### Exercise instructions
Where does the string "Project" occur in the entries below? Copy every line where it does.

### Provided information
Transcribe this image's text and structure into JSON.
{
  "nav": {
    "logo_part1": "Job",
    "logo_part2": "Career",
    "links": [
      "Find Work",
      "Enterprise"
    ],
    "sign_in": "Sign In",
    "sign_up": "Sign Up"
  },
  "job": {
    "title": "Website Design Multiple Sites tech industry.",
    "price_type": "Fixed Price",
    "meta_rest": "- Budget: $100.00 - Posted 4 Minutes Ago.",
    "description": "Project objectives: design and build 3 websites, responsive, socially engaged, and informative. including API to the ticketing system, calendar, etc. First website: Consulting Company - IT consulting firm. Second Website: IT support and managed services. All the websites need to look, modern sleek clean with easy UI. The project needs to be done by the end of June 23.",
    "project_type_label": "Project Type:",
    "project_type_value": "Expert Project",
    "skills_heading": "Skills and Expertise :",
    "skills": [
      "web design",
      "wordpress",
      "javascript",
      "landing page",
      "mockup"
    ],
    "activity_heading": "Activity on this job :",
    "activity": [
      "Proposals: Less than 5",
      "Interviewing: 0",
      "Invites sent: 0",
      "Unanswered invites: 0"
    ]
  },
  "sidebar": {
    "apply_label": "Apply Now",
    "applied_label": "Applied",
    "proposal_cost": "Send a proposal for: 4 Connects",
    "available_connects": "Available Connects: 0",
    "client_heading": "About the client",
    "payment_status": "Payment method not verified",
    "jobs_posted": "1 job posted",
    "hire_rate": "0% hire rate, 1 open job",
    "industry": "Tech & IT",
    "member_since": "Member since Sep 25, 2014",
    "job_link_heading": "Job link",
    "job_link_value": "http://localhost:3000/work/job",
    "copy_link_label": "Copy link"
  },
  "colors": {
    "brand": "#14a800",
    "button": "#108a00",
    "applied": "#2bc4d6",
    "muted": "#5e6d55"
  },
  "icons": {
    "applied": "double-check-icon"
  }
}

### Exercise solution
    "description": "Project objectives: design and build 3 websites, responsive, socially engaged, and informative. including API to the ticketing system, calendar, etc. First website: Consulting Company - IT consulting firm. Second Website: IT support and managed services. All the websites need to look, modern sleek clean with easy UI. The project needs to be done by the end of June 23.",
    "project_type_label": "Project Type:",
    "project_type_value": "Expert Project",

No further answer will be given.